  • Corn starch - The diet expert at and Guinea Lynx state that: "Corn products (including corn bran, corn germ, corn gluten, ground corn, etc. There is no legal definition of 'corn' alone in animal feed, so it may be any combination of products. Corn is not a normal feed for cavies, may contribute to allergies, and can be high in fat and certain sugars/starch depending on the product. Additionally, some corn is contaminated with deadly aflatoxin which can cause liver failure and death.)"
  • Dried Egg Powder - Guinea pigs are herbivores and shouldn't be fed egg.
  • Maltodextrin
  • Mixed Tocopherols (preservative) - We suspected at first that all the preservatives in this things were probably bad, although they might not be as bad as we initially thought. The diet expert at says: "Not all preservatives are bad. The bad preservatives are ethoxyquin, BHA and BHT and there is one other one I can't think of offhand at the moment. These are the potentially cancer causing preservatives that need to be avoided. The others are not harmful and thus ok."
  • Oatmeal - We've read some concerns that too much oatmeal could swell in the digestive tract and cause blockages, although we've also heard that some vets have recommended oatmeal.

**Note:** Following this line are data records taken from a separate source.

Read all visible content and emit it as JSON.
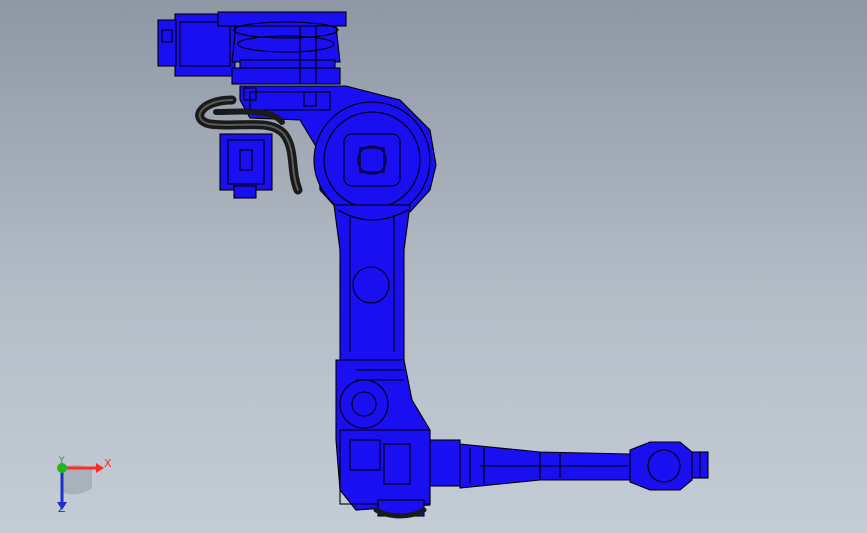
{
  "view": {
    "background_top": "#8e97a4",
    "background_bottom": "#c4ccd6"
  },
  "model": {
    "body_color": "#1a0ff0",
    "edge_color": "#000000",
    "cable_color": "#1a1a1a"
  },
  "triad": {
    "x_label": "X",
    "y_label": "Y",
    "z_label": "Z",
    "x_color": "#ff2a2a",
    "y_color": "#22b522",
    "z_color": "#1e2ecc"
  }
}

Oatmeal might be fine in small dosages, although we'd like to see more information before making a recommendation one way or the other.
  • Palm Oil - Not only is this high in fat, but it may have negative environmental impacts
  • Peanut Butter - Guinea pigs should not be given processed foods like this, especially those high in fat.
  • Potassium sorbate (preservative) - There are some health concerns associated with this preservative.
  • Salt - According to the diet expert, "Too much salt or minerals in a pigs diet only cause problems later on down the road."
  • Sodium Bicarbonate
  • Sodium Erythorbate (a preservative) - See previous note on preservatives.
  • Soy Flour
  • Sucrose - Sucrose is sugar, and guinea pigs shouldn't have too much sugar
  • Wheat Bran
  • Wheat flour
  • Whole Wheat Flour
As we suspected, All Living Things Cookie Treats are full of bad and questionable ingredients, so it gets 1/5 stars.